### TASK
Keyword search on "JSON": report each line of the records that contains it.

### RECORDED DATA
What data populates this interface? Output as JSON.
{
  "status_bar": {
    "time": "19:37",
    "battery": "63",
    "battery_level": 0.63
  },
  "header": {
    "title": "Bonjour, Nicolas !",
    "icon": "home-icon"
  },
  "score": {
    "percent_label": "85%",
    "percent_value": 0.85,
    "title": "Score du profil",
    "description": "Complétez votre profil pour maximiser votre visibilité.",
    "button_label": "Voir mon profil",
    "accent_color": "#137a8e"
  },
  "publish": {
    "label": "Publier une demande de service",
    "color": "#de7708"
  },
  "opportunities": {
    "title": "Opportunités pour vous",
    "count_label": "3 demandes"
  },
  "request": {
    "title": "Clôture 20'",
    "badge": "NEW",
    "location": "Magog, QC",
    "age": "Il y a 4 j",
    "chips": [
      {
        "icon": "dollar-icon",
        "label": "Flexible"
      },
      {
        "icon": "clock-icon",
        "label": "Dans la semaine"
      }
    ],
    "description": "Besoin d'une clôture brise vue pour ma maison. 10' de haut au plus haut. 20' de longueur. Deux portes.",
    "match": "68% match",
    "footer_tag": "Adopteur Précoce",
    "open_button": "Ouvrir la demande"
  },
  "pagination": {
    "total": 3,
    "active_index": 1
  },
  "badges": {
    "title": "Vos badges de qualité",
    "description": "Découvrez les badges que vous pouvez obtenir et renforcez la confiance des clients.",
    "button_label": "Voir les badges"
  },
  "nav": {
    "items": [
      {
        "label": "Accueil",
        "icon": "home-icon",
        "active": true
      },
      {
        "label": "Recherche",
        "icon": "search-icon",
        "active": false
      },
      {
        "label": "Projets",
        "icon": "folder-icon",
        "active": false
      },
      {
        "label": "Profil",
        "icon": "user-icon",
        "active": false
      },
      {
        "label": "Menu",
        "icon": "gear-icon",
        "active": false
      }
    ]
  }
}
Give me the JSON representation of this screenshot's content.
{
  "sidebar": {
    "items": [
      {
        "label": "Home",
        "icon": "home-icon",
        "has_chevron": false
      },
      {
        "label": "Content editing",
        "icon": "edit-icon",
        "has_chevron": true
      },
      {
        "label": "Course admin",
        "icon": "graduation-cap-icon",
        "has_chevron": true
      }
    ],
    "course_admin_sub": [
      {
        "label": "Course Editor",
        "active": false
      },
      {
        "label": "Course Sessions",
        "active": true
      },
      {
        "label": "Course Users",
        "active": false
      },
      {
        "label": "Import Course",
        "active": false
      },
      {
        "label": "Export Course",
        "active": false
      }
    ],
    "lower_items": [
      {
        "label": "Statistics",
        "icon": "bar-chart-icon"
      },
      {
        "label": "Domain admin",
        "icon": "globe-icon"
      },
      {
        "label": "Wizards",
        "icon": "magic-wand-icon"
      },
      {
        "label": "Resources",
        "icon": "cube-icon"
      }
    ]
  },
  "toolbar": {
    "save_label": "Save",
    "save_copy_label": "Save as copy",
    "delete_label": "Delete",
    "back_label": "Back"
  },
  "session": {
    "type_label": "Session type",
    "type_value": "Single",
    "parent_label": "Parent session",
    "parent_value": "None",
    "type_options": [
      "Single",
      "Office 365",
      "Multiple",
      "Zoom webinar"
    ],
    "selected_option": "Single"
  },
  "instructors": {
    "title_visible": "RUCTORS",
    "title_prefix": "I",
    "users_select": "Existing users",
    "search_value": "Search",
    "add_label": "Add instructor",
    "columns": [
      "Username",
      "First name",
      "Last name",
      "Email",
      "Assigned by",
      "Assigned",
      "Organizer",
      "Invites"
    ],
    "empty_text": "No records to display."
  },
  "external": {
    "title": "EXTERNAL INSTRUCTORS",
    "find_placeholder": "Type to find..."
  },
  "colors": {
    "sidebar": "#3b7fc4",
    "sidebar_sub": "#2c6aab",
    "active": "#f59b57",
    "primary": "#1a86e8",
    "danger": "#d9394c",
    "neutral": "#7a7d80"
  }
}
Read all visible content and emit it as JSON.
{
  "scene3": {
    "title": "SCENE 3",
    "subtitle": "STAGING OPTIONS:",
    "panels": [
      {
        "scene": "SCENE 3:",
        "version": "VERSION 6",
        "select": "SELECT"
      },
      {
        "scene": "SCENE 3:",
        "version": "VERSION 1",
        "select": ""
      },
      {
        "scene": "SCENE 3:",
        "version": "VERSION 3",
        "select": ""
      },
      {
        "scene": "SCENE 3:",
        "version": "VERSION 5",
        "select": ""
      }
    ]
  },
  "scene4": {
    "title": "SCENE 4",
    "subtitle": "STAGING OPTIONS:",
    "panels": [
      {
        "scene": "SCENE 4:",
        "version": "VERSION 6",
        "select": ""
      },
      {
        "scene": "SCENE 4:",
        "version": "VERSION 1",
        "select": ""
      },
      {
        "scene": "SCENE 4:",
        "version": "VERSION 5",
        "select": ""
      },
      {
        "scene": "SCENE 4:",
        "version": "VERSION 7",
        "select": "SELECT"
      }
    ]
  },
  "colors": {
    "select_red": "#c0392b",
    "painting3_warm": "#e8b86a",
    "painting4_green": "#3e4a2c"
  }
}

### ANSWER TO THIS TASK
What data populates this interface? Output as JSON.
Give me the JSON representation of this screenshot's content.
Read all visible content and emit it as JSON.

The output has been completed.